== YOUR INSTRUCTIONS ==
Copy out the data that follows exactly, leaving out no line.

(Records from a dataset)

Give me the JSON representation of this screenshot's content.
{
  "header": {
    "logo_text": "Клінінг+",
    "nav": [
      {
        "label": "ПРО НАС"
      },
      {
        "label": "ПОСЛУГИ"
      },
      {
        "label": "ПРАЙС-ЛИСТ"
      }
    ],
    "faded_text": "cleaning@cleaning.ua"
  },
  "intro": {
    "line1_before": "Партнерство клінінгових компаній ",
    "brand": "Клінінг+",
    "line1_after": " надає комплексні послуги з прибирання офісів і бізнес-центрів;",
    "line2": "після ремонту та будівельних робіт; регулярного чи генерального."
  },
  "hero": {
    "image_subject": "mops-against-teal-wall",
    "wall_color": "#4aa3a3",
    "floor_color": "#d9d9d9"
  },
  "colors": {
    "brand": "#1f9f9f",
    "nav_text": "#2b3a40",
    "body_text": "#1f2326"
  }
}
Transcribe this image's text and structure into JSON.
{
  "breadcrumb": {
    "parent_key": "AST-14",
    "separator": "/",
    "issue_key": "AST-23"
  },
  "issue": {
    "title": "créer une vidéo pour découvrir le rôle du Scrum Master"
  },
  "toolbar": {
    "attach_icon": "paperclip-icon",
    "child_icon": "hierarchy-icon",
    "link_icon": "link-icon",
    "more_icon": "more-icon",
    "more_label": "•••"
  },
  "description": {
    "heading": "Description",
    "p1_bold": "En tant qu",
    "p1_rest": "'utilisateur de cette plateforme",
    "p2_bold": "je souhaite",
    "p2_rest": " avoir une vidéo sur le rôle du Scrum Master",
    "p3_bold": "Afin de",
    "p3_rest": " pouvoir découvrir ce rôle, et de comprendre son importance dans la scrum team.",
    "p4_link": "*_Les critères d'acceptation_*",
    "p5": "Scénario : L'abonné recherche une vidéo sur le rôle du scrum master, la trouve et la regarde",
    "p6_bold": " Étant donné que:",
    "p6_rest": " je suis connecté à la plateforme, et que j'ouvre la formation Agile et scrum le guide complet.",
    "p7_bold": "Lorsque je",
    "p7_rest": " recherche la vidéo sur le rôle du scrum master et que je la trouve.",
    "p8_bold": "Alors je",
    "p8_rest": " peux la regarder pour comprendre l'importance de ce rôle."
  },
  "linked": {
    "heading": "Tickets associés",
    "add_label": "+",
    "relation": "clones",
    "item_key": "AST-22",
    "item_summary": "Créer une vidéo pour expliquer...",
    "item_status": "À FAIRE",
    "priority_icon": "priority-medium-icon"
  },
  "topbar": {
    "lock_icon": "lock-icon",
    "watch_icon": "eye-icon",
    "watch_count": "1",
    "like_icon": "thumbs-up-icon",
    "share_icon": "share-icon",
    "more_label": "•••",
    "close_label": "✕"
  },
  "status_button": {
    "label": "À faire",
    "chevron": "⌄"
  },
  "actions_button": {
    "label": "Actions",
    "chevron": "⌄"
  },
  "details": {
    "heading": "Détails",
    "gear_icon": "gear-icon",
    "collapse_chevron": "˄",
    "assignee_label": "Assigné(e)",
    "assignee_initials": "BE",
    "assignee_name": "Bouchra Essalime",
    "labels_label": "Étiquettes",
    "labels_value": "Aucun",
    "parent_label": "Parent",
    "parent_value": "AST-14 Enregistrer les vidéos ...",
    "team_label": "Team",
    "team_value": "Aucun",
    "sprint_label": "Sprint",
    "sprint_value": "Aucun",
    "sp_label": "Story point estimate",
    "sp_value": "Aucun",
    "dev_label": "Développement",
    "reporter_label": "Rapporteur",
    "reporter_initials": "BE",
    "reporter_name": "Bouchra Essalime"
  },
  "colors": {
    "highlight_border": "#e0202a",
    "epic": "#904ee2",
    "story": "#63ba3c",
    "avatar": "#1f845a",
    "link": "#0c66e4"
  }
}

== EXERCISE ANSWER ==
Give me the JSON representation of this screenshot's content.
{
  "header": {
    "logo_text": "Клінінг+",
    "nav": [
      {
        "label": "ПРО НАС"
      },
      {
        "label": "ПОСЛУГИ"
      },
      {
        "label": "ПРАЙС-ЛИСТ"
      }
    ],
    "faded_text": "cleaning@cleaning.ua"
  },
  "intro": {
    "line1_before": "Партнерство клінінгових компаній ",
    "brand": "Клінінг+",
    "line1_after": " надає комплексні послуги з прибирання офісів і бізнес-центрів;",
    "line2": "після ремонту та будівельних робіт; регулярного чи генерального."
  },
  "hero": {
    "image_subject": "mops-against-teal-wall",
    "wall_color": "#4aa3a3",
    "floor_color": "#d9d9d9"
  },
  "colors": {
    "brand": "#1f9f9f",
    "nav_text": "#2b3a40",
    "body_text": "#1f2326"
  }
}
Transcribe this image's text and structure into JSON.
{
  "breadcrumb": {
    "parent_key": "AST-14",
    "separator": "/",
    "issue_key": "AST-23"
  },
  "issue": {
    "title": "créer une vidéo pour découvrir le rôle du Scrum Master"
  },
  "toolbar": {
    "attach_icon": "paperclip-icon",
    "child_icon": "hierarchy-icon",
    "link_icon": "link-icon",
    "more_icon": "more-icon",
    "more_label": "•••"
  },
  "description": {
    "heading": "Description",
    "p1_bold": "En tant qu",
    "p1_rest": "'utilisateur de cette plateforme",
    "p2_bold": "je souhaite",
    "p2_rest": " avoir une vidéo sur le rôle du Scrum Master",
    "p3_bold": "Afin de",
    "p3_rest": " pouvoir découvrir ce rôle, et de comprendre son importance dans la scrum team.",
    "p4_link": "*_Les critères d'acceptation_*",
    "p5": "Scénario : L'abonné recherche une vidéo sur le rôle du scrum master, la trouve et la regarde",
    "p6_bold": " Étant donné que:",
    "p6_rest": " je suis connecté à la plateforme, et que j'ouvre la formation Agile et scrum le guide complet.",
    "p7_bold": "Lorsque je",
    "p7_rest": " recherche la vidéo sur le rôle du scrum master et que je la trouve.",
    "p8_bold": "Alors je",
    "p8_rest": " peux la regarder pour comprendre l'importance de ce rôle."
  },
  "linked": {
    "heading": "Tickets associés",
    "add_label": "+",
    "relation": "clones",
    "item_key": "AST-22",
    "item_summary": "Créer une vidéo pour expliquer...",
    "item_status": "À FAIRE",
    "priority_icon": "priority-medium-icon"
  },
  "topbar": {
    "lock_icon": "lock-icon",
    "watch_icon": "eye-icon",
    "watch_count": "1",
    "like_icon": "thumbs-up-icon",
    "share_icon": "share-icon",
    "more_label": "•••",
    "close_label": "✕"
  },
  "status_button": {
    "label": "À faire",
    "chevron": "⌄"
  },
  "actions_button": {
    "label": "Actions",
    "chevron": "⌄"
  },
  "details": {
    "heading": "Détails",
    "gear_icon": "gear-icon",
    "collapse_chevron": "˄",
    "assignee_label": "Assigné(e)",
    "assignee_initials": "BE",
    "assignee_name": "Bouchra Essalime",
    "labels_label": "Étiquettes",
    "labels_value": "Aucun",
    "parent_label": "Parent",
    "parent_value": "AST-14 Enregistrer les vidéos ...",
    "team_label": "Team",
    "team_value": "Aucun",
    "sprint_label": "Sprint",
    "sprint_value": "Aucun",
    "sp_label": "Story point estimate",
    "sp_value": "Aucun",
    "dev_label": "Développement",
    "reporter_label": "Rapporteur",
    "reporter_initials": "BE",
    "reporter_name": "Bouchra Essalime"
  },
  "colors": {
    "highlight_border": "#e0202a",
    "epic": "#904ee2",
    "story": "#63ba3c",
    "avatar": "#1f845a",
    "link": "#0c66e4"
  }
}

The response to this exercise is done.